Thoughts on fiction/the novel: when the emphasis is on “story”

I admit that these days it isn’t often that I seek out fiction voluntarily—usually the fiction I read are assigned texts.  Sometimes these are page-turners: plot-driven quick-reads.  While “I couldn’t put it down” is frequently a form of praise, if that’s the main thing I can say about it, for me, it means the plot of that novel is more pleasing than its language.  Its language didn’t make me want to linger, didn’t make me stop and marvel.

What if “I couldn’t get past the first page” meant that you were awestruck by the language and wanted to savor it for a while?!  Yes, yes, I know: “I couldn’t put it down” and “I couldn’t get past the first page” are phrases in reference to the norm of reading as a linear experience (and, specifically, only forward in direction).

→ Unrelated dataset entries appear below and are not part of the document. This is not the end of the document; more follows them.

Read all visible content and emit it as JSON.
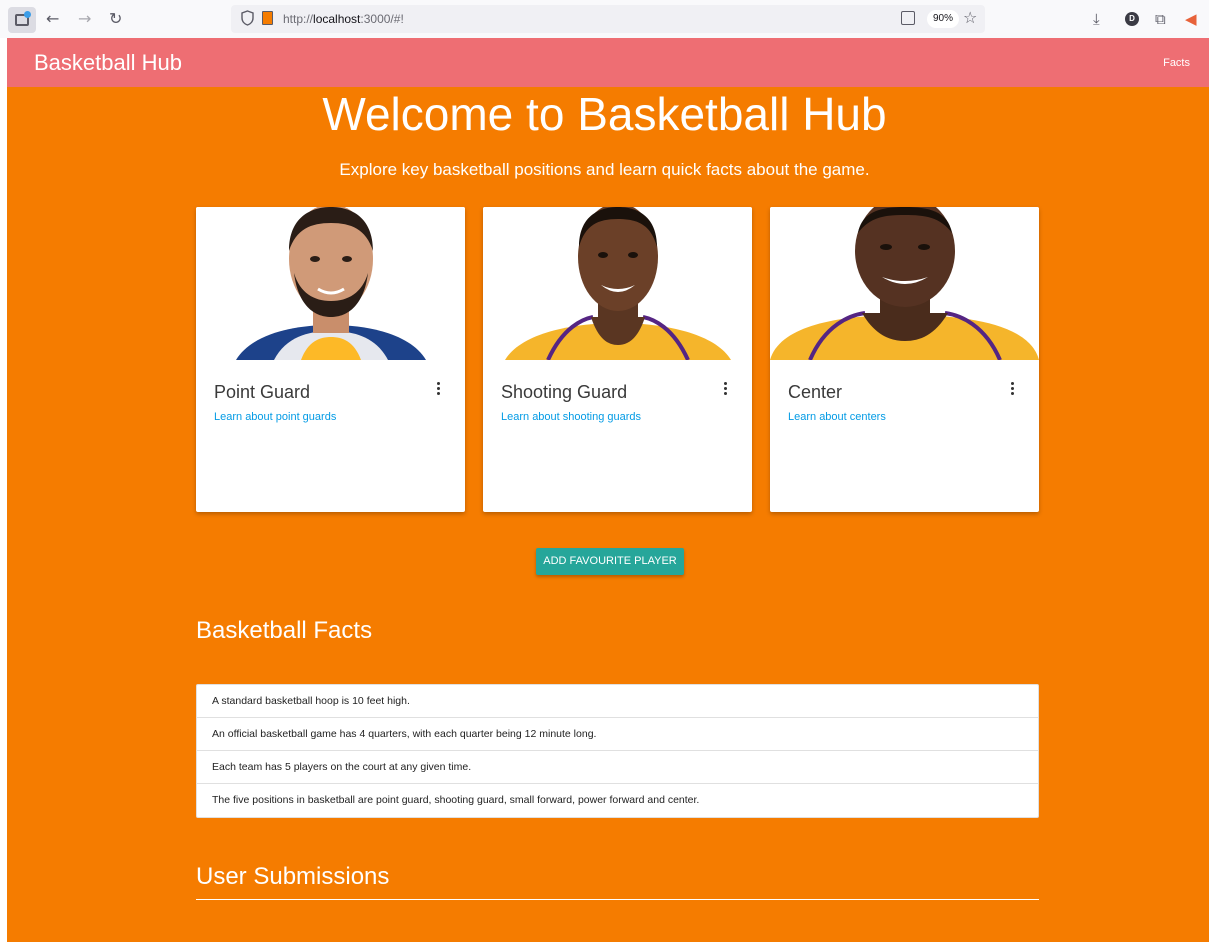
{
  "browser": {
    "url_prefix": "http://",
    "url_host": "localhost",
    "url_rest": ":3000/#!",
    "zoom": "90%",
    "profile_initial": "D"
  },
  "navbar": {
    "brand": "Basketball Hub",
    "links": [
      {
        "label": "Facts"
      }
    ]
  },
  "hero": {
    "title": "Welcome to Basketball Hub",
    "subtitle": "Explore key basketball positions and learn quick facts about the game."
  },
  "cards": [
    {
      "title": "Point Guard",
      "link": "Learn about point guards",
      "jersey_color": "#1d428a",
      "accent": "#fdb927"
    },
    {
      "title": "Shooting Guard",
      "link": "Learn about shooting guards",
      "jersey_color": "#f5b52b",
      "accent": "#552583"
    },
    {
      "title": "Center",
      "link": "Learn about centers",
      "jersey_color": "#f5b52b",
      "accent": "#552583"
    }
  ],
  "actions": {
    "add_favourite": "ADD FAVOURITE PLAYER"
  },
  "facts": {
    "title": "Basketball Facts",
    "items": [
      "A standard basketball hoop is 10 feet high.",
      "An official basketball game has 4 quarters, with each quarter being 12 minute long.",
      "Each team has 5 players on the court at any given time.",
      "The five positions in basketball are point guard, shooting guard, small forward, power forward and center."
    ]
  },
  "submissions": {
    "title": "User Submissions"
  },
  "colors": {
    "page_bg": "#f57c00",
    "navbar_bg": "#ee6e73",
    "button_bg": "#26a69a",
    "link": "#039be5"
  }
}
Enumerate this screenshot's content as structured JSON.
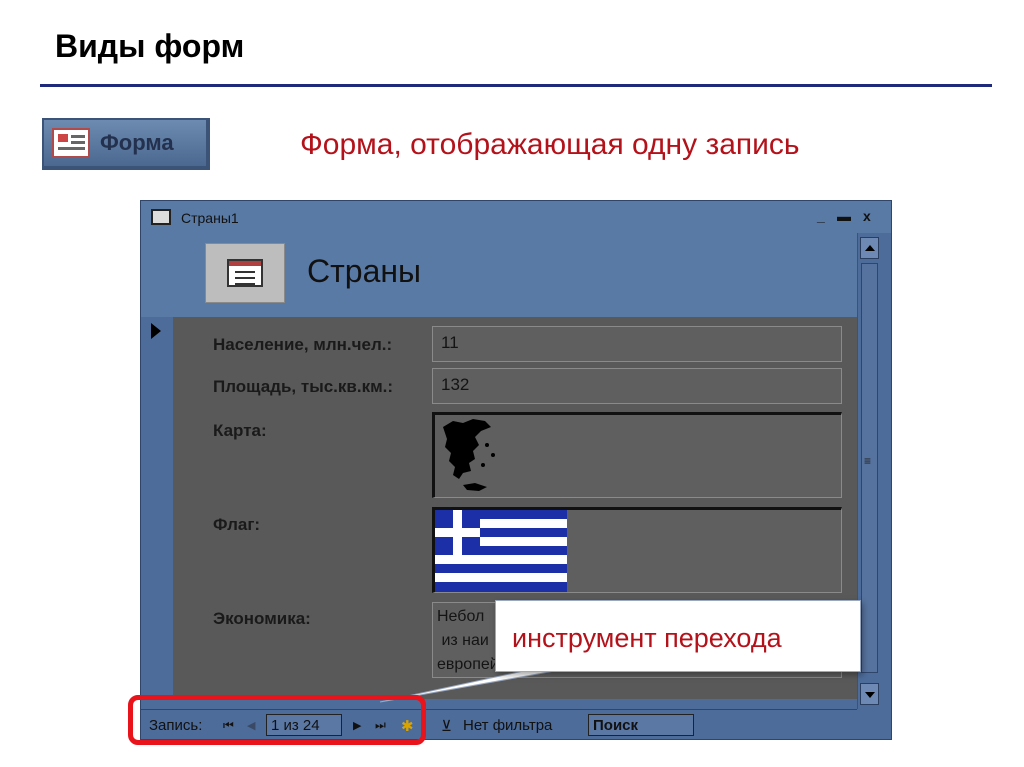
{
  "slide": {
    "title": "Виды форм",
    "button_label": "Форма",
    "subtitle": "Форма, отображающая одну запись",
    "callout": "инструмент перехода"
  },
  "window": {
    "title": "Страны1",
    "controls": {
      "minimize": "_",
      "maximize": "▬",
      "close": "x"
    },
    "form_header": "Страны"
  },
  "fields": {
    "population": {
      "label": "Население, млн.чел.:",
      "value": "11"
    },
    "area": {
      "label": "Площадь, тыс.кв.км.:",
      "value": "132"
    },
    "map": {
      "label": "Карта:"
    },
    "flag": {
      "label": "Флаг:"
    },
    "economy": {
      "label": "Экономика:",
      "lines": [
        "Небол",
        " из наи",
        "европейс              , но с великим"
      ]
    }
  },
  "navigation": {
    "label": "Запись:",
    "first": "⏮",
    "prev": "◀",
    "position": "1 из 24",
    "next": "▶",
    "last": "⏭",
    "new_record": "✱",
    "filter_icon": "⊻",
    "filter": "Нет фильтра",
    "search": "Поиск"
  },
  "colors": {
    "accent_red": "#b4121a",
    "highlight_red": "#e8131b",
    "title_rule": "#1f2a7a",
    "flag_blue": "#1d2fa6"
  }
}
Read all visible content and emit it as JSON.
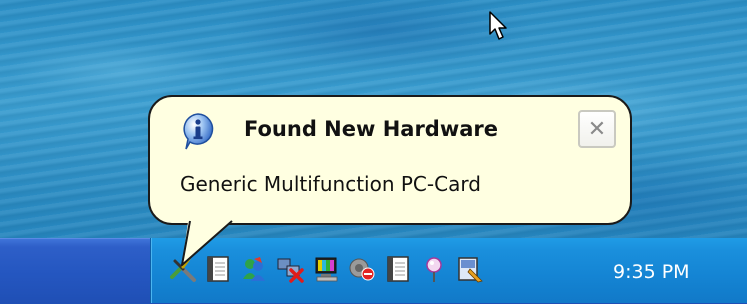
{
  "balloon": {
    "title": "Found New Hardware",
    "message": "Generic Multifunction PC-Card",
    "close_glyph": "✕",
    "background_color": "#ffffe1",
    "icon": "info-icon"
  },
  "taskbar": {
    "clock": "9:35 PM",
    "tray_icons": [
      "hardware-plugin-icon",
      "notepad-icon",
      "windows-messenger-icon",
      "network-disconnected-icon",
      "display-settings-icon",
      "speaker-muted-icon",
      "notepad-icon",
      "pin-icon",
      "document-edit-icon"
    ],
    "taskbar_color": "#2557c1",
    "tray_color": "#1484d3"
  }
}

While once it was a pleasurable thing, more and more I feel annoyed if I “couldn’t put it down”: the more a text feels easy to read, the more it is plot-dependent, and the more that I am reading a “story” rather than engaging with interesting language.  While there is nothing wrong with a good story, I enjoy reading for language.

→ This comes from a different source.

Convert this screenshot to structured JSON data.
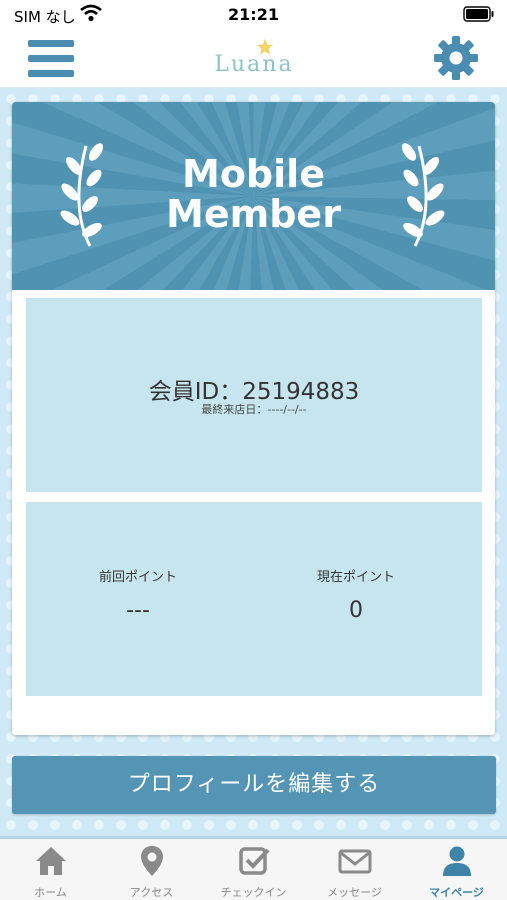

Perhaps I prefer to watch or hear a story….  After all, a story is more of a passive experience: you receive a story; your enjoyment in it (usually) is in accepting it for what it is.  And I think that listening and watching are passive experiences; they are also both linear experiences.  Reading seems to require a more active engagement, as you are your own guide: you read at your own pace, you linger or skim as you wish (and reading does not have to be linear).  Thus, I feel it is more fitting (and more efficient) to hear or watch a story than to read one.

But then again, I do want to be happy for something to exist for the purposes of reading, even if it is extremely accessible….  This of course relates to the idea of people seeking out page-turner fiction and how sometimes/oftentimes it is bad writing.  Should we be glad that reading is happening, even if the text is low-quality, or should we be sad about low standards?  That dilemma.  (That big boulder of a dilemma.  Sometimes it does make sense to pay attention to the pebble in your own shoe: solve what you can.  People probably won’t let you check their shoes for them, much less would you walk in them.  Oh no no, some problems will remain clichés; that’s that.)

To be clear, of course I accept/understand that “story” is one of the things thought to make fiction and the novel be what they are.  My concern is with story being a work’s only strength.  I know, I know: perhaps this is the problem of the poet reading fiction.  My interest is in how language is used: the syntax, the word choices, etc.  I read in order to engage myself with language.

On a personal note, having gotten some assigned reading done, I have begun Finnegans Wake.  I find it delightful.  And I am enjoying not having an overt plot pushing me through the text; therefore, it feels like a very present reading experience: I am appreciating each sentence, each neologism/portmanteau for what it is…!

What do you think of “story” requiring a passive experience?

What do you think of a “story” being more fit for showing or telling?

Do you seek “story”?  In what media?  Why?